--- SUPPLIED ENTRIES Enclosed Below ---

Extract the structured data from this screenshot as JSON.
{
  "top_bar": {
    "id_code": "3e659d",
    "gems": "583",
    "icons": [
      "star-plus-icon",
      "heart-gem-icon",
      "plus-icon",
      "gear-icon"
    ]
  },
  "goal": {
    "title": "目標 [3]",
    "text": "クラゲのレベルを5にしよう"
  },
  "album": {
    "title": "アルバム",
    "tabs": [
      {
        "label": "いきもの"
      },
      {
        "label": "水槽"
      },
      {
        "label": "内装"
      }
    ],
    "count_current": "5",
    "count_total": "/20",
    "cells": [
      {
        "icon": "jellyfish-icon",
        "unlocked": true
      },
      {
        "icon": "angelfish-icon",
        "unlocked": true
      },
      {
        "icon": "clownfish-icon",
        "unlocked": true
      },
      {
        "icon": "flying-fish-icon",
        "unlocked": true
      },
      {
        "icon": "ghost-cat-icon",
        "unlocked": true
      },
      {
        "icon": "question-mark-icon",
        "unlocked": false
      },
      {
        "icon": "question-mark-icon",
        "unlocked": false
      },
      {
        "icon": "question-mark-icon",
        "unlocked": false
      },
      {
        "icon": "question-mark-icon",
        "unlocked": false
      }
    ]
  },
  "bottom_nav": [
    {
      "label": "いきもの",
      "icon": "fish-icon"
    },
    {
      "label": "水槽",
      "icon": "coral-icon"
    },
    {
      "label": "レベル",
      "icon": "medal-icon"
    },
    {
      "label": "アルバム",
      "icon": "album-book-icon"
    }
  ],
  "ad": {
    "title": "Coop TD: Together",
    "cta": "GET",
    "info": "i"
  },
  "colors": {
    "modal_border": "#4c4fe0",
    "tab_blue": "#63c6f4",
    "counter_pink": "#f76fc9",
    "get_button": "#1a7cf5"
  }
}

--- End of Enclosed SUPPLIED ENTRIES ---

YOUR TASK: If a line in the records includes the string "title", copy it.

RESPONSE BOX:
    "title": "目標 [3]",
    "title": "アルバム",
    "title": "Coop TD: Together",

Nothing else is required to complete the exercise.